Should translators be coders?

Specialization is the key. You will never ask a dentist to fix your car, or a plumber to write a poem to your sweetheart. You may do it of course, but the result you’ll get can be somewhat “discouraging”. Still, when it comes to the translation industry, the situation is quite the reverse. Translators are often offered tasks they haven’t – and aren’t meant to have – skills to cope with. I don’t know why this is happening, but this was actually the thing which happened to me this month.

I translate games to Russian. At the beginning of May I was approached by a video game publisher with an offer. They’ve shown me quite an interesting turn-based strategy, which was really worth to be translated – it had cool mechanics, pleasant graphics, etc. Actually, I fall in love with it. (You know, we the Russians, love strategies… that’s why we shall dominate the world someday, ha-ha).

So, we discussed the price and the details, and confirmed our willingness to work together. I asked them to give me the game text in EXCEL, said “see you” and switched to other important activities… Three weeks later I received the game text. It was seven JSON files.

We’ll make it clear now – I’m not against of diversity. All the file formats: DOC, PDF, JSON, LUA, XLS, PPT and sometimes even SDLXLIFF have equal rights to be translated. But promoting diversity should be a common cause for both translator and developer, because handling JSON files is not an easy task – even with Okapi filters.
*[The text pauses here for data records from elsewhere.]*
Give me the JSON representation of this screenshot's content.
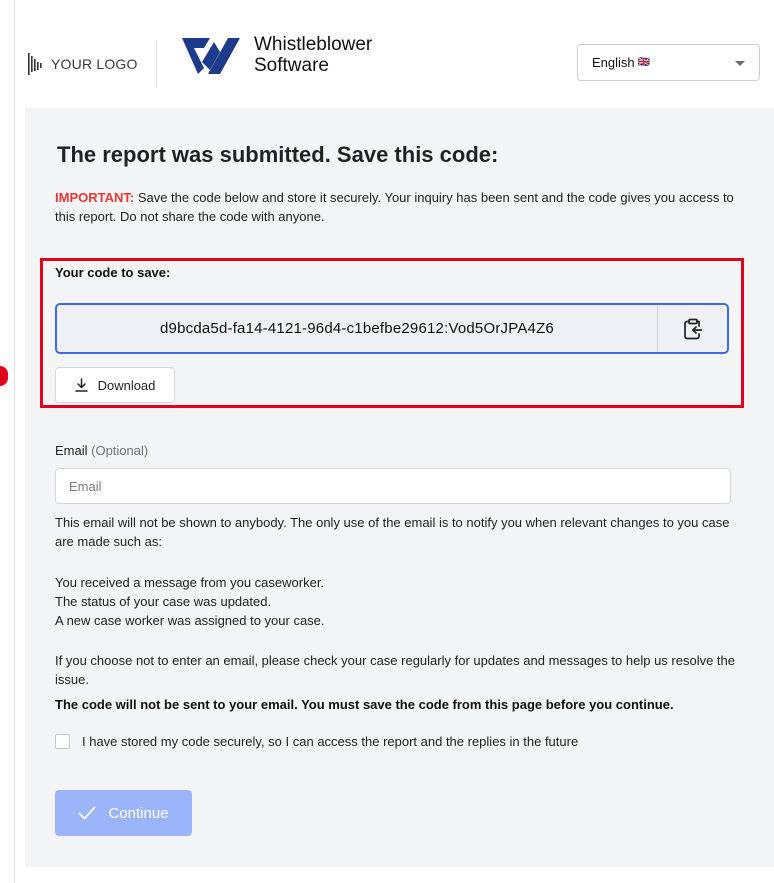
{
  "header": {
    "your_logo": "YOUR LOGO",
    "brand_line1": "Whistleblower",
    "brand_line2": "Software",
    "language": {
      "selected": "English",
      "flag": "🇬🇧"
    }
  },
  "report": {
    "title": "The report was submitted. Save this code:",
    "important_label": "IMPORTANT:",
    "important_text": " Save the code below and store it securely. Your inquiry has been sent and the code gives you access to this report. Do not share the code with anyone.",
    "code_label": "Your code to save:",
    "code_value": "d9bcda5d-fa14-4121-96d4-c1befbe29612:Vod5OrJPA4Z6",
    "download_label": "Download"
  },
  "email": {
    "label": "Email",
    "optional": "(Optional)",
    "placeholder": "Email",
    "value": "",
    "info": "This email will not be shown to anybody. The only use of the email is to notify you when relevant changes to you case are made such as:",
    "list": [
      "You received a message from you caseworker.",
      "The status of your case was updated.",
      "A new case worker was assigned to your case."
    ],
    "no_email_note": "If you choose not to enter an email, please check your case regularly for updates and messages to help us resolve the issue.",
    "warning": "The code will not be sent to your email. You must save the code from this page before you continue."
  },
  "confirm": {
    "checkbox_label": "I have stored my code securely, so I can access the report and the replies in the future",
    "checked": false
  },
  "actions": {
    "continue_label": "Continue"
  },
  "colors": {
    "accent": "#4169e1",
    "continue_disabled": "#9cb4fa",
    "important_red": "#e53935",
    "highlight_border": "#e0001b",
    "card_bg": "#f3f4f6"
  }
}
When I applied Okapi filters and OmegaT parsed the files, I saw the text. And it frightened me. The text was split into blocks, consisting of three elements: a string identifier, a localized string of German text, and a string with the English source text itself. So, I’ve got quite a mess to deal with.

The challenges

I faced three challenges. First of all, I had to calculate the word count. A simple task, but I had to use my grey cells. If you look at the image, you’ll see that it’s only the third segment which has the English source text. The only thing I had to do – was to copy the strings to EXCEL from OmegaT and to remove the two strings in each block. That’s how I’ve got the word count. The only thing I feared was… what if I missed something, somewhere in all this JSON code? Alas, there was no way to check this.

My second challenge was to translate the English source text only (and to skip German text and string indetifiers). Quite a simple task. I already had the English strings exported to my EXCEL file, which meant that I could translate this very file first. Then, with TM saved to OmegaT, I could open the original JSON file and use my translation memory to instantly translate the English source text. And when it’s done, I could check the JSON file for missed strings.

However, the third challenge was impossible. When I looked at the JSON file, I realized that each block had a separate string for each language. It was like this:

And to make a Russian localization, I had to add a third string with Russian translation to each block:


“english” : “source text” //the source text

“german” : “translated text” //translated German text

“russian” : “translated text” //translated Russian text A simple script could help me… but I’m not a coder. And doing the job manually… well, no, thanks.


I honestly told the client about the challenges, as well about how much should they pay me for handling their JSON files. And I’m still waiting for their answer.

It’s my firm position that each side of localization process should do their job. Translator should translate the text, and developer should provide the text in a suitable form (let alone implementing the localization).

I advise game developers to listen to what translators ask from them, as well as to do their part of the job properly. This is the only way to translate a game.